The publisher of the weekly Now publication says he is considering legal action after copies featuring Toronto Mayor Rob Ford, shown in digitally altered photos that make him appear nearly nude, were removed from City Hall.
The latest issue of the magazine-style newspaper, distributed Thursday, featured a hired actor wearing only underwear with Ford's face pasted on. Another doctored picture depicts the smiling mayor with a can labelled "gravy train" obscuring the model's genitals.
The issue features a critical article on Ford and his politics.
An internal memo was circulated at City Hall to pull the publication from the building.
The mayor's office attributed that to poor communication and said the mayor took the issue in good humour.
"We looked into the policy specifically when it comes to having magazine and newspapers within city facilities, and I think perhaps there was a bit of a miscommunication saying that the mayor's office wanted it removed," said Adrienne Batra, a spokeswoman for Ford's office.

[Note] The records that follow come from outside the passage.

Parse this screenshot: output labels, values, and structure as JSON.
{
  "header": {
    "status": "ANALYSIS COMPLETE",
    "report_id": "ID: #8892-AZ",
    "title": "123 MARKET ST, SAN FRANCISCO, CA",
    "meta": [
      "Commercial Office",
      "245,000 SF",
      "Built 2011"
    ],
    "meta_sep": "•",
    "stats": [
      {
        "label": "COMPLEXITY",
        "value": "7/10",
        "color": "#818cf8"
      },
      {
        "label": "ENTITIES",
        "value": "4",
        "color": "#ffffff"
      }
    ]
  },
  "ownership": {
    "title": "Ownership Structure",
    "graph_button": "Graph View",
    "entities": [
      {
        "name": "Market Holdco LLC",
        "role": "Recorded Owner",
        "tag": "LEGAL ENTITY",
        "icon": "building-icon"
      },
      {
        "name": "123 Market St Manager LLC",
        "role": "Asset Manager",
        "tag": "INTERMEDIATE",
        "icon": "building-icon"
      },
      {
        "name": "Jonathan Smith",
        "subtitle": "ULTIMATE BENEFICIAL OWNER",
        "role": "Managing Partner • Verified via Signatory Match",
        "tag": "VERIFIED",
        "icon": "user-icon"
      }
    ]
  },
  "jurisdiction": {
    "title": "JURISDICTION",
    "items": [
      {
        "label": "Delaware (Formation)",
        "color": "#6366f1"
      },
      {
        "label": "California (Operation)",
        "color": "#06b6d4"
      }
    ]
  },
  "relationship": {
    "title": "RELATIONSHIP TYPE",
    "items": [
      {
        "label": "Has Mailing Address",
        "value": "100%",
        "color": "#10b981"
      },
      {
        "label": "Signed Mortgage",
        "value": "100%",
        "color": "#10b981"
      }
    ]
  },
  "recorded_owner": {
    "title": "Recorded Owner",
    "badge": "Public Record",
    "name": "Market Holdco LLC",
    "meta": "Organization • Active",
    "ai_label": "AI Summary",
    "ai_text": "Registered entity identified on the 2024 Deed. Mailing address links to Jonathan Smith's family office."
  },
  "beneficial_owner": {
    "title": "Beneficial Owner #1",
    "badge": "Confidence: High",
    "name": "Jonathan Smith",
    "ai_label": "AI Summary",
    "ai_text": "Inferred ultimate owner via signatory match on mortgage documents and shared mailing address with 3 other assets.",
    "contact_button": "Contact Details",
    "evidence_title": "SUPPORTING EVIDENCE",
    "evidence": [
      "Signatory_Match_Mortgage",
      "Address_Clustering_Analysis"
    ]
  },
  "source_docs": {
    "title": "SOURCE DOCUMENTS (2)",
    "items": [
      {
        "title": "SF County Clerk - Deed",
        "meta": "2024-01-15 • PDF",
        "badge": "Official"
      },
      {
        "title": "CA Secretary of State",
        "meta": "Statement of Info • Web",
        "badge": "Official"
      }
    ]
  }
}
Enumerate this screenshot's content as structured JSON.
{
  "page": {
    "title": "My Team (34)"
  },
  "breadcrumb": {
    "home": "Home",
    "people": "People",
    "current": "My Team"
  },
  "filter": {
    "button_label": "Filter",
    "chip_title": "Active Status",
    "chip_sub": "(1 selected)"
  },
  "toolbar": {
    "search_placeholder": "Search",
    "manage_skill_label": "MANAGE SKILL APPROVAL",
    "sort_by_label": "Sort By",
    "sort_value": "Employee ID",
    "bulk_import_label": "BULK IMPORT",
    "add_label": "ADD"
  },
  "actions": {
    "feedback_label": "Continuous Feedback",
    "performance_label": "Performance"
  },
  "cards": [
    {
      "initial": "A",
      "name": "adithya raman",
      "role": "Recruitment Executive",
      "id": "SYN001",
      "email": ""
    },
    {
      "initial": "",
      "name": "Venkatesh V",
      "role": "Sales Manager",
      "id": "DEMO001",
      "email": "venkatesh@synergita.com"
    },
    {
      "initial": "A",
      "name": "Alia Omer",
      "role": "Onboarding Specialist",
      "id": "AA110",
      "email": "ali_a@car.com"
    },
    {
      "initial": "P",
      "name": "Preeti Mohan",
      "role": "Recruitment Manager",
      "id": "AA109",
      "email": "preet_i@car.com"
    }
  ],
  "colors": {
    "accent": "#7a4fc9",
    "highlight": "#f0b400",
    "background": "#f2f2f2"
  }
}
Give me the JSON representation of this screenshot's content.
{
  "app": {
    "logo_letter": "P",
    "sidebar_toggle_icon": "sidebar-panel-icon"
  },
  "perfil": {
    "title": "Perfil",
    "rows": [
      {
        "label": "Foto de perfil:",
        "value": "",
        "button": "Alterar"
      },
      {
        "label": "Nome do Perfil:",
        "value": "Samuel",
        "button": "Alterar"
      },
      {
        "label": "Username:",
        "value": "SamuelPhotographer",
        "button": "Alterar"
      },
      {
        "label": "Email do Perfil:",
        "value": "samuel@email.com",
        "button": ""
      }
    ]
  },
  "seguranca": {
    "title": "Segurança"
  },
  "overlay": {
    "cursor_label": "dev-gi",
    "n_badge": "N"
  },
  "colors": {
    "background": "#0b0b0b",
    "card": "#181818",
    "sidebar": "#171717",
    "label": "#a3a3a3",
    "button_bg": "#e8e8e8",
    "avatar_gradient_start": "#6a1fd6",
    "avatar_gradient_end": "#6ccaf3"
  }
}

'Exploring our legal options'
Now's editor-publisher, Michael Hollett, cast doubt on that explanation. He said the mayor's office has yet to communicate with the paper.
"I mean it's pretty odious, this whole notion of punishing people for ideas you don't agree with and try to make it go away," he said, acknowledging pictures were a shameless ploy for attention.
"We're definitely exploring what our legal options are…we can't let these kind of attacks go unresponded to."
The photos have caused a stir online, with some Tweeters joking about the issue. But many have criticized the pictures, calling them childish or distasteful, particularly because body-image issues come into play.
Hollett said it's fair to publish the pictures because Ford has played "the large man card" himself. Hollett said Ford has referred to himself in the past as "300 pounds of fun."
"To be honest, the public will all appreciate us for not running the ones where we actually had him pouring gravy on himself like in [the movie] Flashdance," Hollett said.
Hollett said Now's web traffic had spiked to over 50 per cent of its highest daily total as of 3 p.m. ET Thursday